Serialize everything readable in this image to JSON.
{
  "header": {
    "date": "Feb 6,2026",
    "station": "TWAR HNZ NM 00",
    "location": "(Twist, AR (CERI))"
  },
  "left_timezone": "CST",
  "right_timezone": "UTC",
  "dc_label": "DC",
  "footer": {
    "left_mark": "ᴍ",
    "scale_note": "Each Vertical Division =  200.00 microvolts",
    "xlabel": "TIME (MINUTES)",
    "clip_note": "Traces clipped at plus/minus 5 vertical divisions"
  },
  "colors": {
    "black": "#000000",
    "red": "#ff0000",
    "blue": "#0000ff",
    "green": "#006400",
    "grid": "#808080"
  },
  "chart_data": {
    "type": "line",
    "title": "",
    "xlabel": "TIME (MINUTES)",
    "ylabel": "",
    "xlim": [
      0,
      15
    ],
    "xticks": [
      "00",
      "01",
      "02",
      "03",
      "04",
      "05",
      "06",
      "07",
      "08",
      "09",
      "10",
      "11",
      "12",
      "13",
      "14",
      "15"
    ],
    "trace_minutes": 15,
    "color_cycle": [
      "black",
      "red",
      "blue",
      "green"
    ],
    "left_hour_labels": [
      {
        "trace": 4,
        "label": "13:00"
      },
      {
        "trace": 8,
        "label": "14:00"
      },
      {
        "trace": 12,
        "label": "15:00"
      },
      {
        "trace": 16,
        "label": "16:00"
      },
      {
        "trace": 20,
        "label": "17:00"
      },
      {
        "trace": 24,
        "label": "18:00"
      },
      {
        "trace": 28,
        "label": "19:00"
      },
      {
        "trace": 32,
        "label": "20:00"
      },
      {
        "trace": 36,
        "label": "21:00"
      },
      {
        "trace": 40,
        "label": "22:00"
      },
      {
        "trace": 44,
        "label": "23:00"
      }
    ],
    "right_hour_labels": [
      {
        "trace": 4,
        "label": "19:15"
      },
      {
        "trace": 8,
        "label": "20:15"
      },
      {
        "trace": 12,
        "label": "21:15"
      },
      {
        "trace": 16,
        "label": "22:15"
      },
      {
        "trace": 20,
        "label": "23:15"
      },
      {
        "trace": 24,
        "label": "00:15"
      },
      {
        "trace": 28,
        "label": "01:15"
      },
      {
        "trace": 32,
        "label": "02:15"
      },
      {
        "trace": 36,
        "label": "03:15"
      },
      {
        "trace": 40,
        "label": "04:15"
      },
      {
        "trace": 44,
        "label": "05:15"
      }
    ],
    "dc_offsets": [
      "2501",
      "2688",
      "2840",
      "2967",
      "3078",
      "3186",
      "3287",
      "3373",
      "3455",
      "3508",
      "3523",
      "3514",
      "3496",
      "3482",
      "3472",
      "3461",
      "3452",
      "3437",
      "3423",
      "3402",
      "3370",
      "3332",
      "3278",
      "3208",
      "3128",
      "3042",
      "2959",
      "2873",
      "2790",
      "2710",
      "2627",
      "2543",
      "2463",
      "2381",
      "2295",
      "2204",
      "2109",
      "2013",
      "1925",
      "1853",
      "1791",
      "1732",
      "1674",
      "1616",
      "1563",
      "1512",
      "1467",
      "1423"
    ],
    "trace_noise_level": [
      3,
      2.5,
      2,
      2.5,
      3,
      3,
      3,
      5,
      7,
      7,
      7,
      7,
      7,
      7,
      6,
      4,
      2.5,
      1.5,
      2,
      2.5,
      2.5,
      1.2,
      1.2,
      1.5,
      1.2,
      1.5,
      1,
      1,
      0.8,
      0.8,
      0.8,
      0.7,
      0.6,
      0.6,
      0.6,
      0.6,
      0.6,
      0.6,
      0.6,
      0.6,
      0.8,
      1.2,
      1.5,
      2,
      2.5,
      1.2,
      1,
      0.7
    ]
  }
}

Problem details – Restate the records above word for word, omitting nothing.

Result of this exercise –
Serialize everything readable in this image to JSON.
{
  "header": {
    "date": "Feb 6,2026",
    "station": "TWAR HNZ NM 00",
    "location": "(Twist, AR (CERI))"
  },
  "left_timezone": "CST",
  "right_timezone": "UTC",
  "dc_label": "DC",
  "footer": {
    "left_mark": "ᴍ",
    "scale_note": "Each Vertical Division =  200.00 microvolts",
    "xlabel": "TIME (MINUTES)",
    "clip_note": "Traces clipped at plus/minus 5 vertical divisions"
  },
  "colors": {
    "black": "#000000",
    "red": "#ff0000",
    "blue": "#0000ff",
    "green": "#006400",
    "grid": "#808080"
  },
  "chart_data": {
    "type": "line",
    "title": "",
    "xlabel": "TIME (MINUTES)",
    "ylabel": "",
    "xlim": [
      0,
      15
    ],
    "xticks": [
      "00",
      "01",
      "02",
      "03",
      "04",
      "05",
      "06",
      "07",
      "08",
      "09",
      "10",
      "11",
      "12",
      "13",
      "14",
      "15"
    ],
    "trace_minutes": 15,
    "color_cycle": [
      "black",
      "red",
      "blue",
      "green"
    ],
    "left_hour_labels": [
      {
        "trace": 4,
        "label": "13:00"
      },
      {
        "trace": 8,
        "label": "14:00"
      },
      {
        "trace": 12,
        "label": "15:00"
      },
      {
        "trace": 16,
        "label": "16:00"
      },
      {
        "trace": 20,
        "label": "17:00"
      },
      {
        "trace": 24,
        "label": "18:00"
      },
      {
        "trace": 28,
        "label": "19:00"
      },
      {
        "trace": 32,
        "label": "20:00"
      },
      {
        "trace": 36,
        "label": "21:00"
      },
      {
        "trace": 40,
        "label": "22:00"
      },
      {
        "trace": 44,
        "label": "23:00"
      }
    ],
    "right_hour_labels": [
      {
        "trace": 4,
        "label": "19:15"
      },
      {
        "trace": 8,
        "label": "20:15"
      },
      {
        "trace": 12,
        "label": "21:15"
      },
      {
        "trace": 16,
        "label": "22:15"
      },
      {
        "trace": 20,
        "label": "23:15"
      },
      {
        "trace": 24,
        "label": "00:15"
      },
      {
        "trace": 28,
        "label": "01:15"
      },
      {
        "trace": 32,
        "label": "02:15"
      },
      {
        "trace": 36,
        "label": "03:15"
      },
      {
        "trace": 40,
        "label": "04:15"
      },
      {
        "trace": 44,
        "label": "05:15"
      }
    ],
    "dc_offsets": [
      "2501",
      "2688",
      "2840",
      "2967",
      "3078",
      "3186",
      "3287",
      "3373",
      "3455",
      "3508",
      "3523",
      "3514",
      "3496",
      "3482",
      "3472",
      "3461",
      "3452",
      "3437",
      "3423",
      "3402",
      "3370",
      "3332",
      "3278",
      "3208",
      "3128",
      "3042",
      "2959",
      "2873",
      "2790",
      "2710",
      "2627",
      "2543",
      "2463",
      "2381",
      "2295",
      "2204",
      "2109",
      "2013",
      "1925",
      "1853",
      "1791",
      "1732",
      "1674",
      "1616",
      "1563",
      "1512",
      "1467",
      "1423"
    ],
    "trace_noise_level": [
      3,
      2.5,
      2,
      2.5,
      3,
      3,
      3,
      5,
      7,
      7,
      7,
      7,
      7,
      7,
      6,
      4,
      2.5,
      1.5,
      2,
      2.5,
      2.5,
      1.2,
      1.2,
      1.5,
      1.2,
      1.5,
      1,
      1,
      0.8,
      0.8,
      0.8,
      0.7,
      0.6,
      0.6,
      0.6,
      0.6,
      0.6,
      0.6,
      0.6,
      0.6,
      0.8,
      1.2,
      1.5,
      2,
      2.5,
      1.2,
      1,
      0.7
    ]
  }
}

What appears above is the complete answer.